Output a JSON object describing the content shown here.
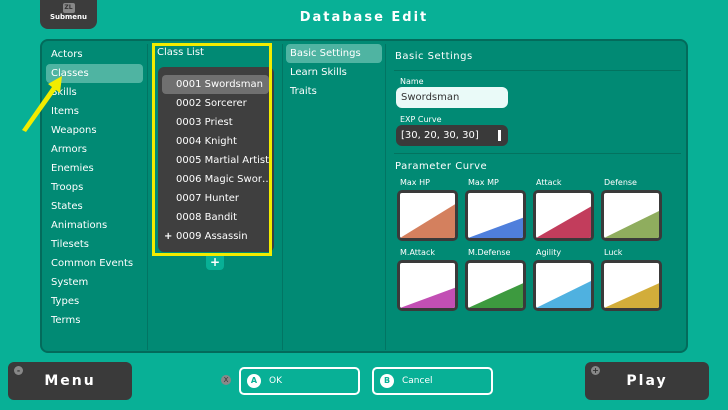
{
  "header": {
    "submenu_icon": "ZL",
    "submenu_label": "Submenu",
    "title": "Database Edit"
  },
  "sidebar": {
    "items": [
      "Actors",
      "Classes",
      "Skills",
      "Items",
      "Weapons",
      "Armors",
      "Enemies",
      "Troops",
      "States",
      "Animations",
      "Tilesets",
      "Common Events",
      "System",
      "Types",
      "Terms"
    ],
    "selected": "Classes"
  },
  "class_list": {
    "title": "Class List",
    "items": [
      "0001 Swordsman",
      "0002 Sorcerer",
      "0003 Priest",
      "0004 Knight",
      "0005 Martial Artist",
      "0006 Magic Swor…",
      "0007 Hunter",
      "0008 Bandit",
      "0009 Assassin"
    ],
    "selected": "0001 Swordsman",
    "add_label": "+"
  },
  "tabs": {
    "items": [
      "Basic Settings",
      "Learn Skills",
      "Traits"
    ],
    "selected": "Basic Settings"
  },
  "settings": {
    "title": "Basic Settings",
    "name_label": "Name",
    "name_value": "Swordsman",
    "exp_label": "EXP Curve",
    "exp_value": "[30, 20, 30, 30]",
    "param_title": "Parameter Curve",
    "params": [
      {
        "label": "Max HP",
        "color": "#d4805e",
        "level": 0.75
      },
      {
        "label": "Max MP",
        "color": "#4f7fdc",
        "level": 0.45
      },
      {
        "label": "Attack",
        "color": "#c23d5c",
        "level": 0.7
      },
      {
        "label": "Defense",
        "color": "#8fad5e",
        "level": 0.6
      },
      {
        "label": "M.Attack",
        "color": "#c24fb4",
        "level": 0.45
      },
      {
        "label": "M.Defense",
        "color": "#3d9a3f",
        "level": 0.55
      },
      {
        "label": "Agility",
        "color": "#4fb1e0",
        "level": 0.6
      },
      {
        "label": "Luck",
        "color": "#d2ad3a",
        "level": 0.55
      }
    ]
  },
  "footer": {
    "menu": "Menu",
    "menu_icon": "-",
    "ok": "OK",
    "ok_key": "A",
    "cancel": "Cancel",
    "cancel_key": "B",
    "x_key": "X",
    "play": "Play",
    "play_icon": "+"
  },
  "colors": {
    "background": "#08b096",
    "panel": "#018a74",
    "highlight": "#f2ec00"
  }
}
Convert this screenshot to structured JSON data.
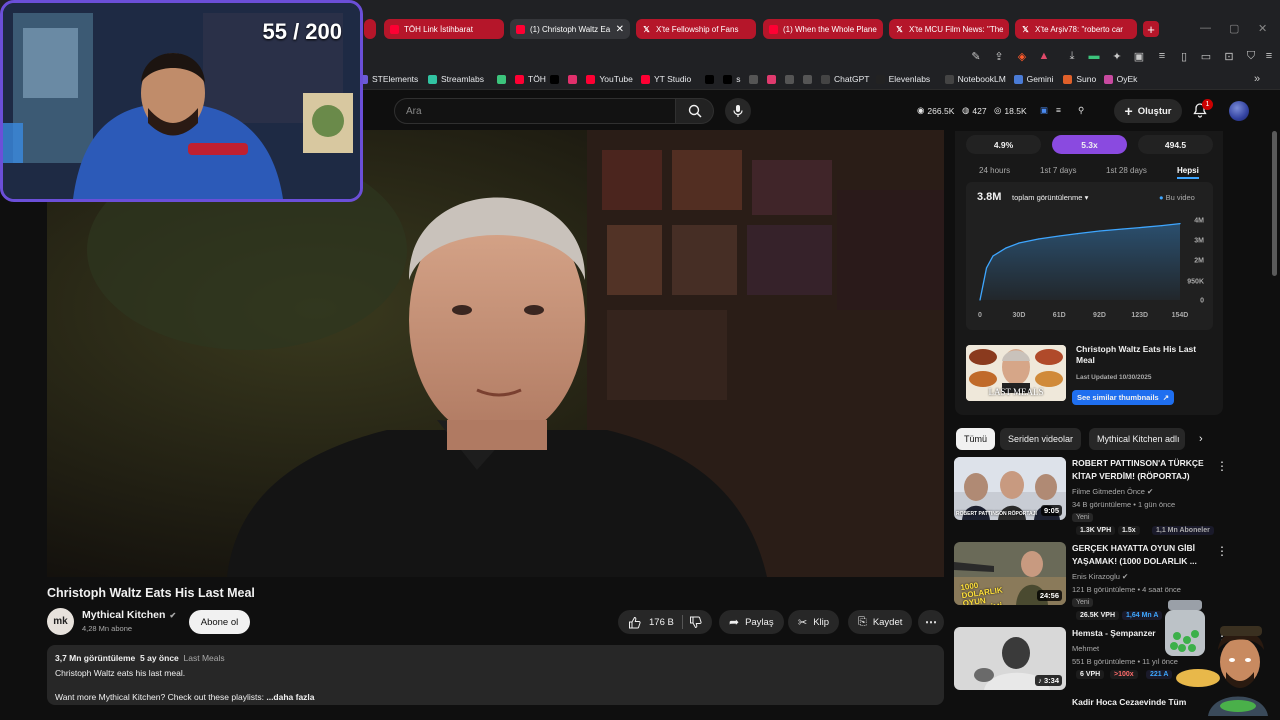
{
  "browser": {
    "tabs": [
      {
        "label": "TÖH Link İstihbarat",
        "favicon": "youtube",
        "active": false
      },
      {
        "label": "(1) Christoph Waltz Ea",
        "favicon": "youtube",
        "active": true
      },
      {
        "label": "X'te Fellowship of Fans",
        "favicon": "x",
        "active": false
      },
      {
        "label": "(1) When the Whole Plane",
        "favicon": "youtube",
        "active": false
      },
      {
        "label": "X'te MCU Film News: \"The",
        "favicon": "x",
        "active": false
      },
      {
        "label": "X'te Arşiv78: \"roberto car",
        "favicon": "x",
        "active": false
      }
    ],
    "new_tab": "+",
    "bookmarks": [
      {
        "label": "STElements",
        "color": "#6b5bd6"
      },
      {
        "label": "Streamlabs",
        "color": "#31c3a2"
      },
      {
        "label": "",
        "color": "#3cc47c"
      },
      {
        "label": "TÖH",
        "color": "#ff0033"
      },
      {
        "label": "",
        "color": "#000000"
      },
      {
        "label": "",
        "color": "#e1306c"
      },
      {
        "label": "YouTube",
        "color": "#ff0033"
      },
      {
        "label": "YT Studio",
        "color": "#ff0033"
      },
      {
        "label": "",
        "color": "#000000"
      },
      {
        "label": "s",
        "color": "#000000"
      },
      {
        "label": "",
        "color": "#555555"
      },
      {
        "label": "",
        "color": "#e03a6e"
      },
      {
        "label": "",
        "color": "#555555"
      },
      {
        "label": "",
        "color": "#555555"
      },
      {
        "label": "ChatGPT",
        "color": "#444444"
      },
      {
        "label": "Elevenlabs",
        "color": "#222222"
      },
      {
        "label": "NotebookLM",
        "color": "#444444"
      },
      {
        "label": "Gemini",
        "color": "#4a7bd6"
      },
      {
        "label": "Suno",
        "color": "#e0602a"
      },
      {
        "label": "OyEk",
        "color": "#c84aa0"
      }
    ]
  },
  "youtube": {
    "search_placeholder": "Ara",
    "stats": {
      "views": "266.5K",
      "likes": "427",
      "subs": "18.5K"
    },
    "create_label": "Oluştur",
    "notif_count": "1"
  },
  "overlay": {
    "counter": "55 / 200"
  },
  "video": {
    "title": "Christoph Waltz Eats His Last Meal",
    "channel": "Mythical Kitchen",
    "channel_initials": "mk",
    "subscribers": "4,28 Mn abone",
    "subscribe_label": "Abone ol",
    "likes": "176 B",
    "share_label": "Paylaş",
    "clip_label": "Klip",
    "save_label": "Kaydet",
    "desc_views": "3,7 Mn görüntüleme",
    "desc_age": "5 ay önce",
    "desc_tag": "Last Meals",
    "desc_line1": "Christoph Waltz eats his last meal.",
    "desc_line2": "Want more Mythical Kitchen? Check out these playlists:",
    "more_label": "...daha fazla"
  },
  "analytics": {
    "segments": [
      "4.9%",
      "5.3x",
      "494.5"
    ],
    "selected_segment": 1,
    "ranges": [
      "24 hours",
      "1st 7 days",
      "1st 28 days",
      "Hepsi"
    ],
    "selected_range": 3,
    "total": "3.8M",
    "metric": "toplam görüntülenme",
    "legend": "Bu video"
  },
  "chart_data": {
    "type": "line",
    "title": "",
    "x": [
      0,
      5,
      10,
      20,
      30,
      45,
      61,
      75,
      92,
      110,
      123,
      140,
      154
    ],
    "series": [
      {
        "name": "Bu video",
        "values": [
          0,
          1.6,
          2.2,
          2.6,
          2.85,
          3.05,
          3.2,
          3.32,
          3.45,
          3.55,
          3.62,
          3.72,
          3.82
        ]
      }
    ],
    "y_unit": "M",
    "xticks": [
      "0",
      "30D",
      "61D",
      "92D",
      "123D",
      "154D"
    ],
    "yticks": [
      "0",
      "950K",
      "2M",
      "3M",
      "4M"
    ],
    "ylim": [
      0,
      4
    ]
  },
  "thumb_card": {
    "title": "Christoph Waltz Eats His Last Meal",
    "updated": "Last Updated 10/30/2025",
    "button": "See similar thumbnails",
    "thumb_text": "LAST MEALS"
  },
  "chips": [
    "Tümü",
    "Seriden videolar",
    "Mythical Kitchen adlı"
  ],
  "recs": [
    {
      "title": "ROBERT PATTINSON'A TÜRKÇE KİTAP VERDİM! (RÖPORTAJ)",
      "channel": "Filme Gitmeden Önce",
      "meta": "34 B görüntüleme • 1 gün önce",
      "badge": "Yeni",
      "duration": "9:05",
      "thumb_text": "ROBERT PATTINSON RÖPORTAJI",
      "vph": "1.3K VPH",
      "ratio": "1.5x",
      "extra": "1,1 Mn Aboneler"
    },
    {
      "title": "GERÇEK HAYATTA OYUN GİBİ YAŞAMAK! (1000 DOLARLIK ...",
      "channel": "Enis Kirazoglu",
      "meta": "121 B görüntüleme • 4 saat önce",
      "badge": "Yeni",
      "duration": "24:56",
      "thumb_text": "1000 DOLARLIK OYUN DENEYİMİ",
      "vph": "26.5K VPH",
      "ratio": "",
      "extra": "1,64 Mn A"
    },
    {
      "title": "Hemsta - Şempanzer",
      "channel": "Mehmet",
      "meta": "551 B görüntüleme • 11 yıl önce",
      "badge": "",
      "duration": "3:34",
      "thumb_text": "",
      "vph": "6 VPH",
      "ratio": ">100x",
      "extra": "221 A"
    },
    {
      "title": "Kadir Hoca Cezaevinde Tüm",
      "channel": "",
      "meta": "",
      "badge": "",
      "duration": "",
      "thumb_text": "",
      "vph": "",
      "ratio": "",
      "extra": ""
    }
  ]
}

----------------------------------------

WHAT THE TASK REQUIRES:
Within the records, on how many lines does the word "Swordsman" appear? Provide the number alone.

ANSWER BOX:
3